With Alderney Point contractor Hubert David and an army of volunteers from Petit de Grat and the surrounding communities addressing these issues over the following two months, SMPU priest Fr. Doug MacDonald was pleased to see the hall re-open last week and is now hoping similar success will emerge from negotiations regarding the two Petit de Grat baseball fields under the pastoral unit’s operation.
The pastoral unit is attempting to address an early-February directive from its insurance broker that “only parish-organized events” are permitted on the unit’s two Petit de Grat ball fields, which have hosted everything including Richmond Amateur Baseball Association (RABA) games, Atlantic and provincial baseball tournaments, a popular annual softball tournament, and Les Jeux de l’Acadie over a period of several decades. At the time, the insurance broker advised that sports-related activities were not covered under the pastoral unit’s ecclesiastical insurance policy.
Speaking to The Reporter in late April, Fr. MacDonald confirmed that negotiations between solicitors for the diocese and the RABA’s Petit de Grat Red Caps were “still underway” and added that the diocese is still willing to work out yearly lease agreements at an annual cost of $1.
“With the proposed lease, the church continues to get nothing out of this arrangement, other than the important value of sport which benefits our people,” said Fr. MacDonald, who noted that the diocese has paid property insurance “for many decades” on the Petit de Grat ball fields.
“The proposed lease automatically renews every year, thus each year flows automatically into the next without paperwork.

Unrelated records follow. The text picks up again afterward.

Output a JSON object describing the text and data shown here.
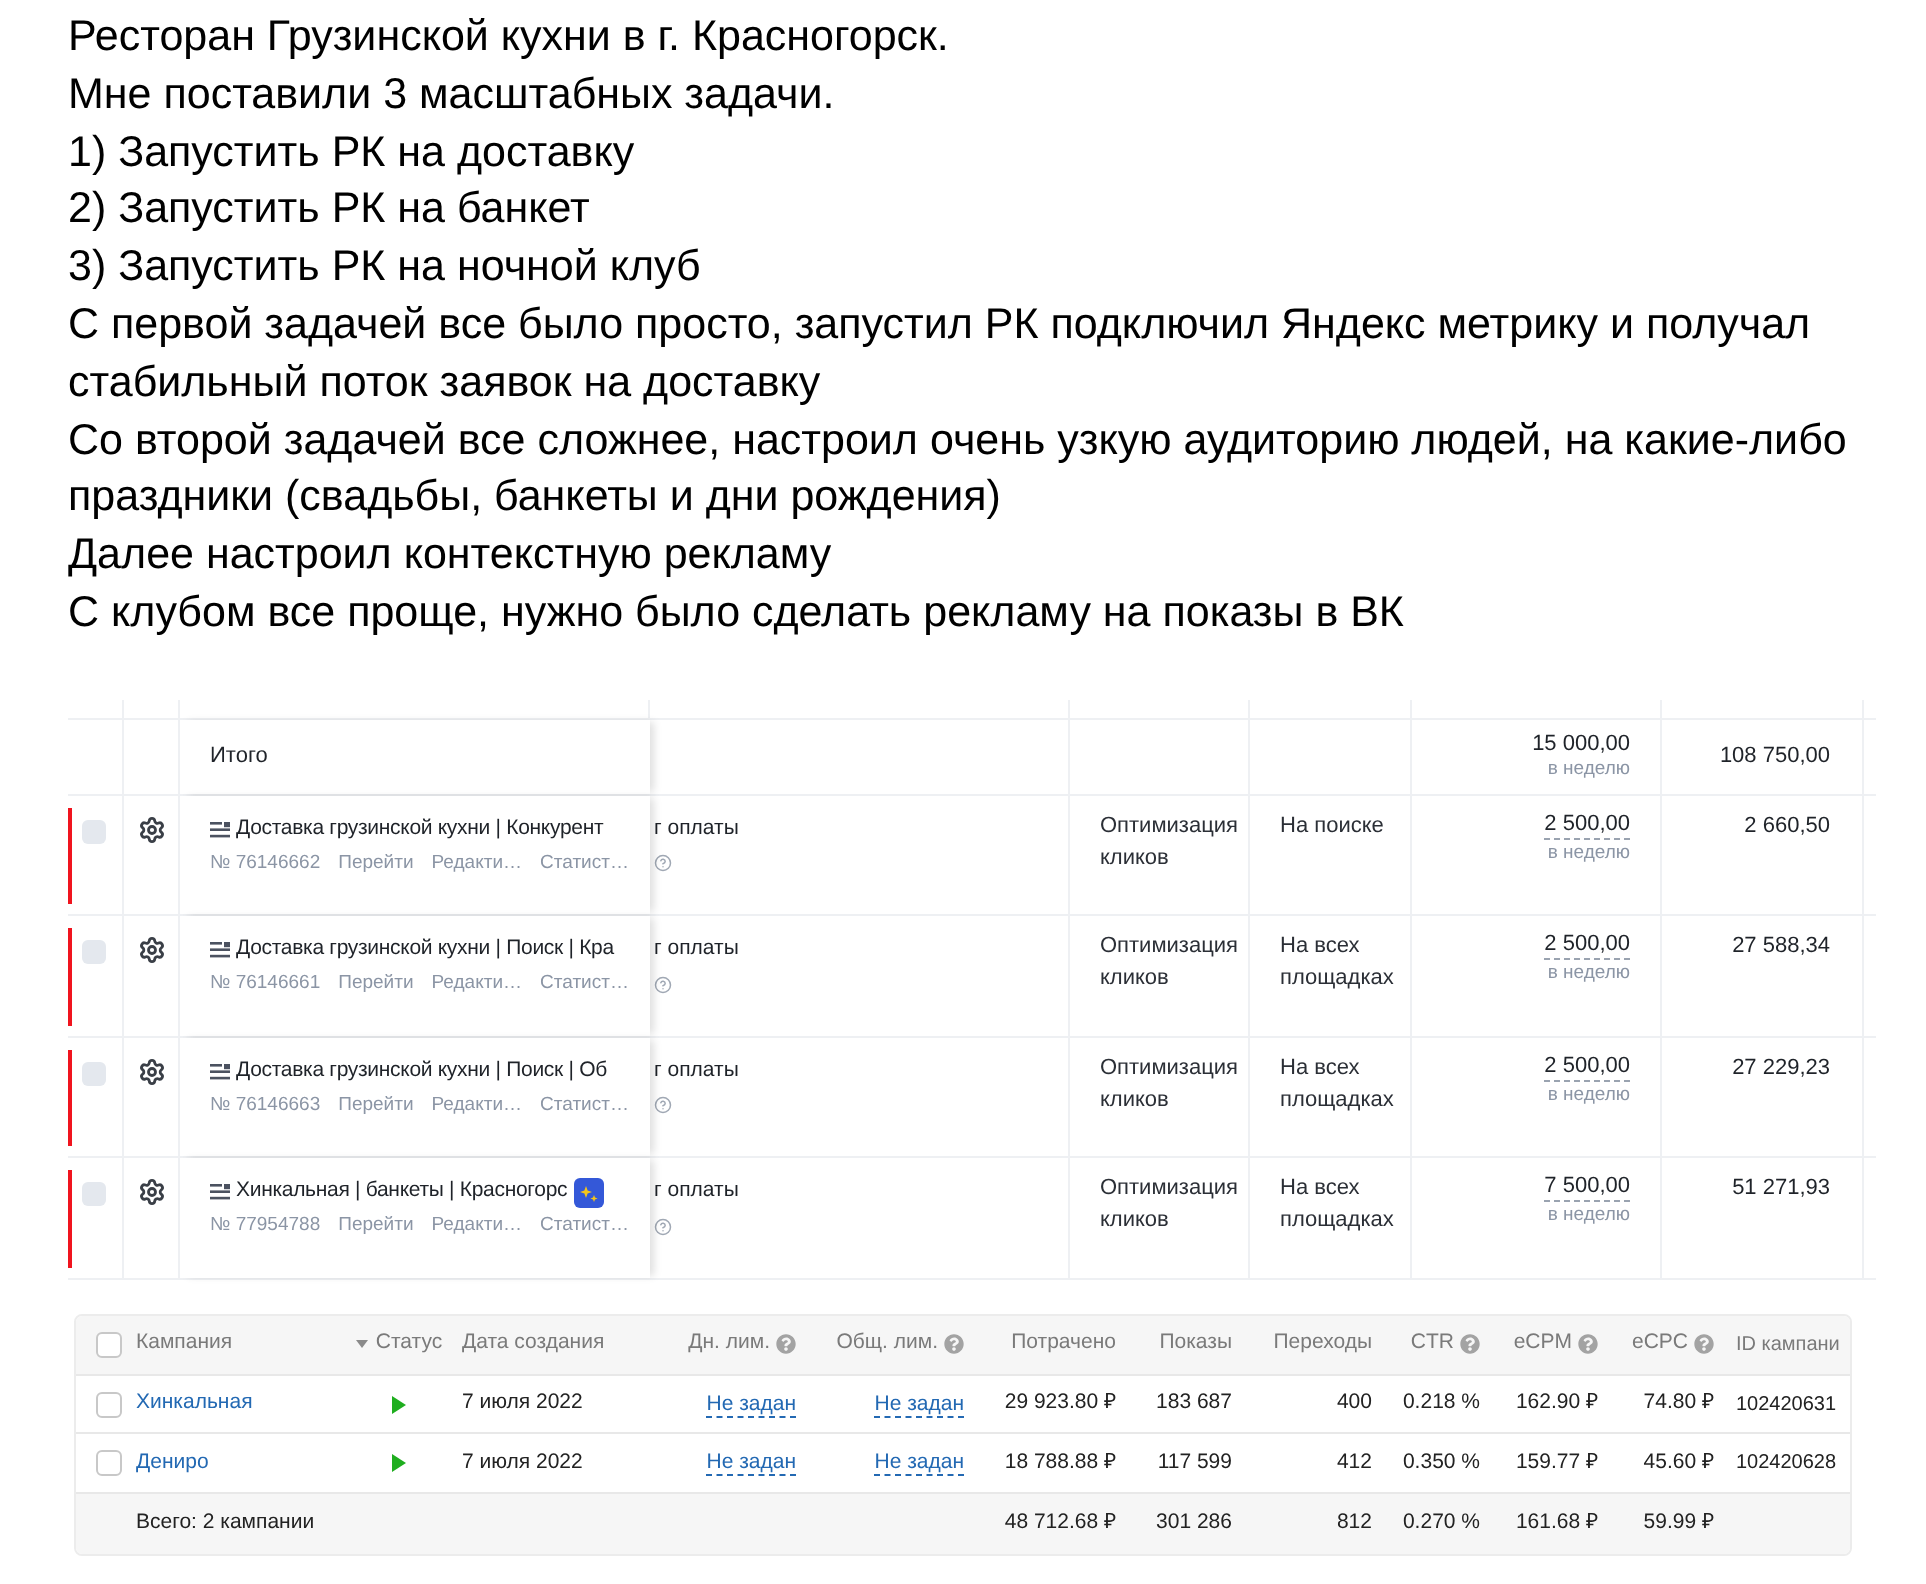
{
  "document": {
    "paragraphs": [
      "Ресторан Грузинской кухни в г. Красногорск.",
      "Мне поставили 3 масштабных задачи.",
      "1) Запустить РК на доставку",
      "2) Запустить РК на банкет",
      "3) Запустить РК на ночной клуб",
      "С первой задачей все было просто, запустил РК подключил Яндекс метрику и получал стабильный поток заявок на доставку",
      "Со второй задачей все сложнее, настроил очень узкую аудиторию людей, на какие-либо праздники (свадьбы, банкеты и дни рождения)",
      "Далее настроил контекстную рекламу",
      "С клубом все проще, нужно было сделать рекламу на показы в ВК"
    ]
  },
  "campaigns": {
    "total": {
      "label": "Итого",
      "budget": "15 000,00",
      "budget_period": "в неделю",
      "spent": "108 750,00"
    },
    "rows": [
      {
        "flagged": true,
        "checked": false,
        "name": "Доставка грузинской кухни | Конкурент",
        "badge": false,
        "tail": "г оплаты",
        "number": "№ 76146662",
        "links": [
          "Перейти",
          "Редакти…",
          "Статист…"
        ],
        "strategy": "Оптимизация кликов",
        "placement": "На поиске",
        "budget": "2 500,00",
        "budget_period": "в неделю",
        "spent": "2 660,50"
      },
      {
        "flagged": true,
        "checked": false,
        "name": "Доставка грузинской кухни | Поиск | Кра",
        "badge": false,
        "tail": "г оплаты",
        "number": "№ 76146661",
        "links": [
          "Перейти",
          "Редакти…",
          "Статист…"
        ],
        "strategy": "Оптимизация кликов",
        "placement": "На всех площадках",
        "budget": "2 500,00",
        "budget_period": "в неделю",
        "spent": "27 588,34"
      },
      {
        "flagged": true,
        "checked": false,
        "name": "Доставка грузинской кухни | Поиск | Об",
        "badge": false,
        "tail": "г оплаты",
        "number": "№ 76146663",
        "links": [
          "Перейти",
          "Редакти…",
          "Статист…"
        ],
        "strategy": "Оптимизация кликов",
        "placement": "На всех площадках",
        "budget": "2 500,00",
        "budget_period": "в неделю",
        "spent": "27 229,23"
      },
      {
        "flagged": true,
        "checked": false,
        "name": "Хинкальная | банкеты | Красногорс",
        "badge": true,
        "tail": "г оплаты",
        "number": "№ 77954788",
        "links": [
          "Перейти",
          "Редакти…",
          "Статист…"
        ],
        "strategy": "Оптимизация кликов",
        "placement": "На всех площадках",
        "budget": "7 500,00",
        "budget_period": "в неделю",
        "spent": "51 271,93"
      }
    ]
  },
  "stats": {
    "header_checked": false,
    "columns": [
      {
        "label": "Кампания",
        "sorted": false,
        "help": false
      },
      {
        "label": "Статус",
        "sorted": true,
        "help": false
      },
      {
        "label": "Дата создания",
        "sorted": false,
        "help": false
      },
      {
        "label": "Дн. лим.",
        "sorted": false,
        "help": true
      },
      {
        "label": "Общ. лим.",
        "sorted": false,
        "help": true
      },
      {
        "label": "Потрачено",
        "sorted": false,
        "help": false
      },
      {
        "label": "Показы",
        "sorted": false,
        "help": false
      },
      {
        "label": "Переходы",
        "sorted": false,
        "help": false
      },
      {
        "label": "CTR",
        "sorted": false,
        "help": true
      },
      {
        "label": "eCPM",
        "sorted": false,
        "help": true
      },
      {
        "label": "eCPC",
        "sorted": false,
        "help": true
      },
      {
        "label": "ID кампани",
        "sorted": false,
        "help": false
      }
    ],
    "rows": [
      {
        "checked": false,
        "name": "Хинкальная",
        "running": true,
        "created": "7 июля 2022",
        "daily_limit": "Не задан",
        "total_limit": "Не задан",
        "spent": "29 923.80 ₽",
        "impressions": "183 687",
        "clicks": "400",
        "ctr": "0.218 %",
        "ecpm": "162.90 ₽",
        "ecpc": "74.80 ₽",
        "id": "102420631"
      },
      {
        "checked": false,
        "name": "Дениро",
        "running": true,
        "created": "7 июля 2022",
        "daily_limit": "Не задан",
        "total_limit": "Не задан",
        "spent": "18 788.88 ₽",
        "impressions": "117 599",
        "clicks": "412",
        "ctr": "0.350 %",
        "ecpm": "159.77 ₽",
        "ecpc": "45.60 ₽",
        "id": "102420628"
      }
    ],
    "total": {
      "label": "Всего: 2 кампании",
      "spent": "48 712.68 ₽",
      "impressions": "301 286",
      "clicks": "812",
      "ctr": "0.270 %",
      "ecpm": "161.68 ₽",
      "ecpc": "59.99 ₽"
    }
  }
}
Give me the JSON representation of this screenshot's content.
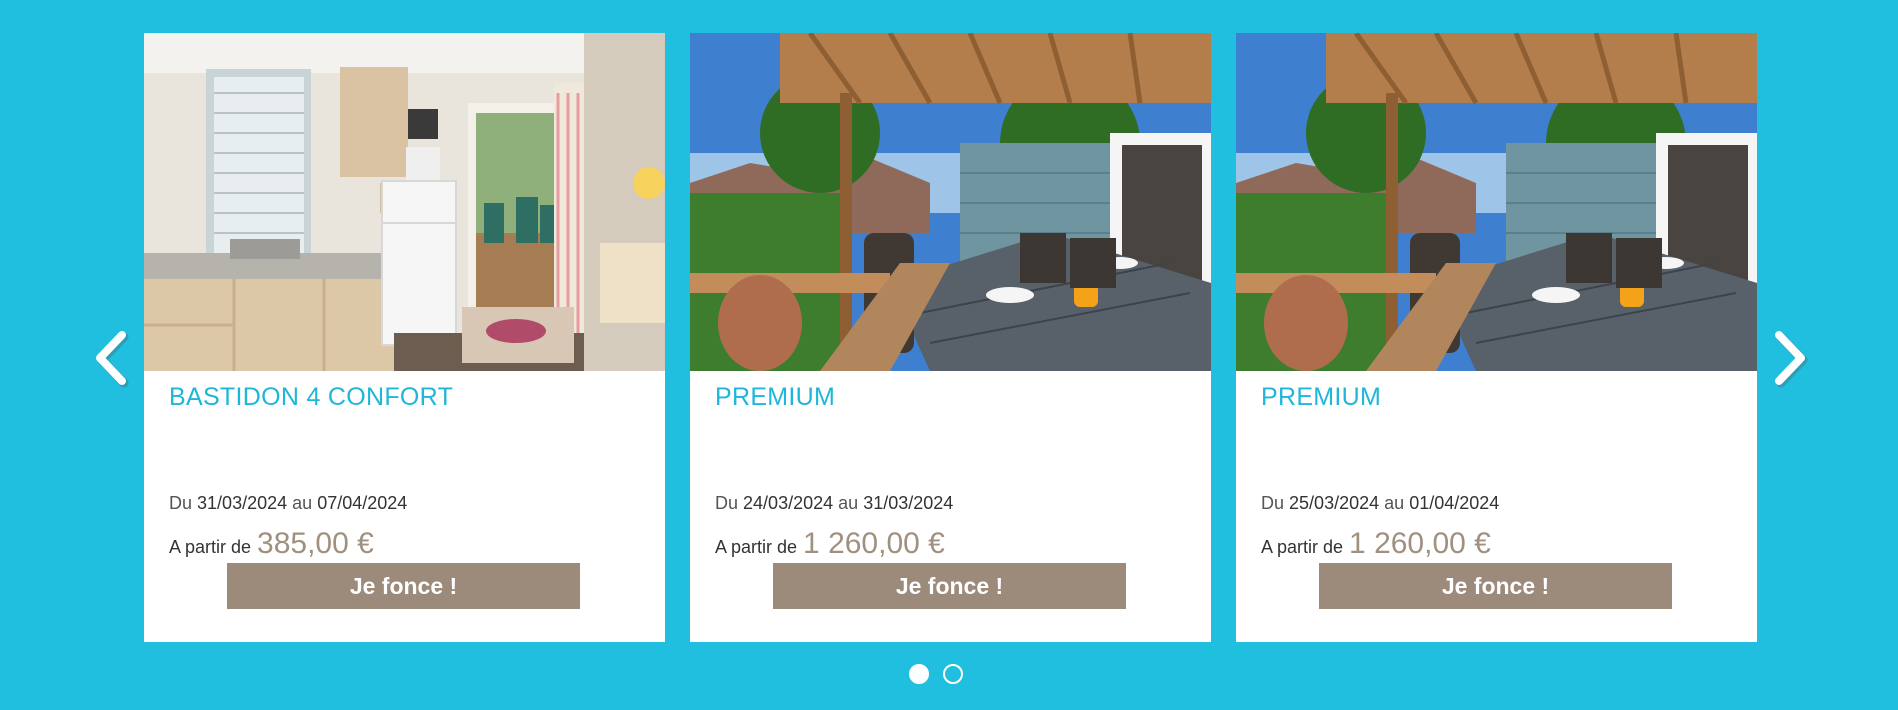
{
  "colors": {
    "background": "#20bfdf",
    "title": "#1fb7d8",
    "price": "#a09080",
    "button": "#9c8b7b"
  },
  "carousel": {
    "prev_icon": "chevron-left-icon",
    "next_icon": "chevron-right-icon",
    "cards": [
      {
        "image": "mobile-home-kitchen-photo",
        "title": "BASTIDON 4 CONFORT",
        "du": "Du",
        "start": "31/03/2024",
        "au": "au",
        "end": "07/04/2024",
        "price_prefix": "A partir de",
        "price": "385,00 €",
        "button": "Je fonce !"
      },
      {
        "image": "terrace-dining-photo",
        "title": "PREMIUM",
        "du": "Du",
        "start": "24/03/2024",
        "au": "au",
        "end": "31/03/2024",
        "price_prefix": "A partir de",
        "price": "1 260,00 €",
        "button": "Je fonce !"
      },
      {
        "image": "terrace-dining-photo",
        "title": "PREMIUM",
        "du": "Du",
        "start": "25/03/2024",
        "au": "au",
        "end": "01/04/2024",
        "price_prefix": "A partir de",
        "price": "1 260,00 €",
        "button": "Je fonce !"
      }
    ],
    "pagination": {
      "pages": 2,
      "active": 1
    }
  }
}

Every effort is being made to ensure the continuation of uninterrupted baseball and related recreational activities on church lands for years to come.”
At the same time, Fr. MacDonald defended a diocesan proposal that would prevent activities from occurring on the fields before 11 a.m. on Sunday mornings, noting that “Sunday is the Lord’s day,” and confirmed that another clause has been added to the proposed insurance agreement regarding the closeness of St. Joseph’s Parish Cemetery to one of the fields in question.
“A clause has been proposed to ensure respect for the dead and their families,” the veteran priest explained.
“But to my knowledge, no proposed clause would interfere with the continuation of past use or the composition of teams, including ball tournaments, annual [events], etc.“
Despite the outstanding issues, Fr. MacDonald struck an upbeat tone regarding the discussions with the athletic fields’ various stakeholders.
“I am confident that a fair solution will be reached that is satisfactory to all parties,” he concluded.